June 4-7: Chicago, IL for WordCamp Chicago. Will be doing a presentation on creating custom menus with 3.0.
Still to book: Denver, UK, Doe Bay?, Burning Man, Mid-Atlantic, Automattic meetup.
As I start on my presentation for WordCamp Ireland tomorrow, it occurs to me that I never posted my slides from Boston or Miami. Oops. Here they are.
WordCamp Boston, ending Ignite presentation announcing the WordPress Foundation:
WordCamp Miami, What’s Coming in WordPress 3.0:
At WordCamp Atlanta this past weekend, I gave the opening keynote, “WordPress Resolutions: What to Expect in 2010.” It went pretty well, and more people approached me about volunteering than at any previous WordCamp, which was cool. Here are my slides:
There’s also a video of the talk (I don’t come on until a few minutes in).

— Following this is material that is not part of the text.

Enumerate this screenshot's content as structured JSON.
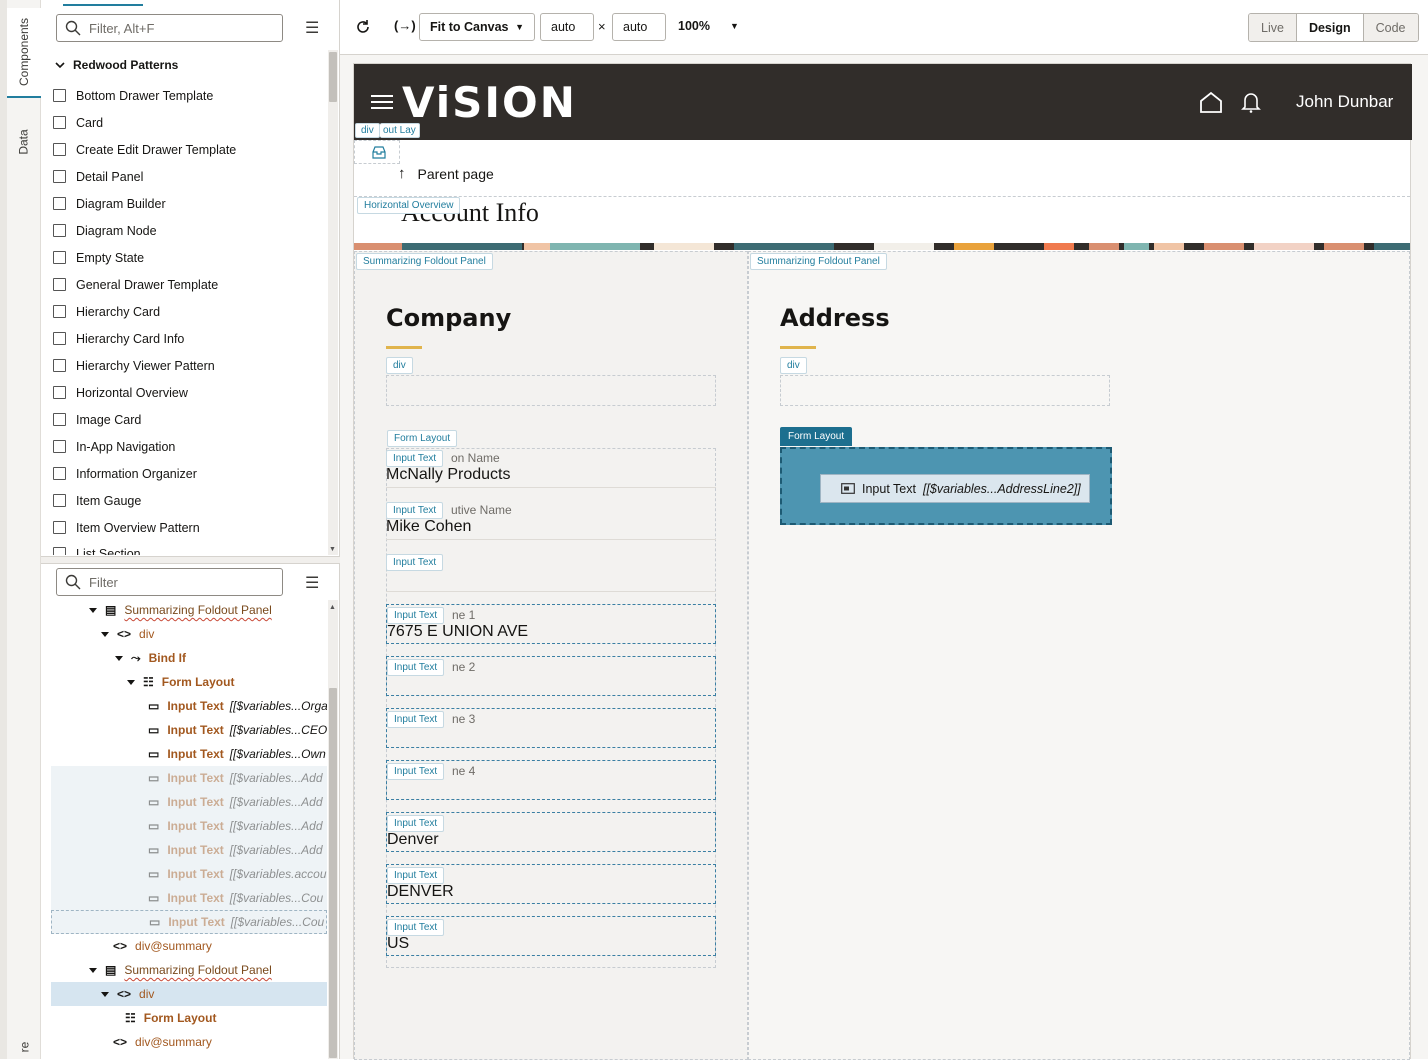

I talked about the plan for WordPress 3.0 (the merge with MU, custom post types, blog menu improvements, core plugins, new default theme, stricter scope control), being nice when communicating with each other, doing more to involve design/ux contributors, mentoring programs, increasing diversity among the core contributor pool, the ideas forum, redesigning WordPress.org and WordCamp.org, and mini-camps for kids to get them into WP development. I also said my personal resolution was to convince 5 theme developers to go GPL in 2010. More detail on all these topics will be forthcoming as they get fleshed out a bit.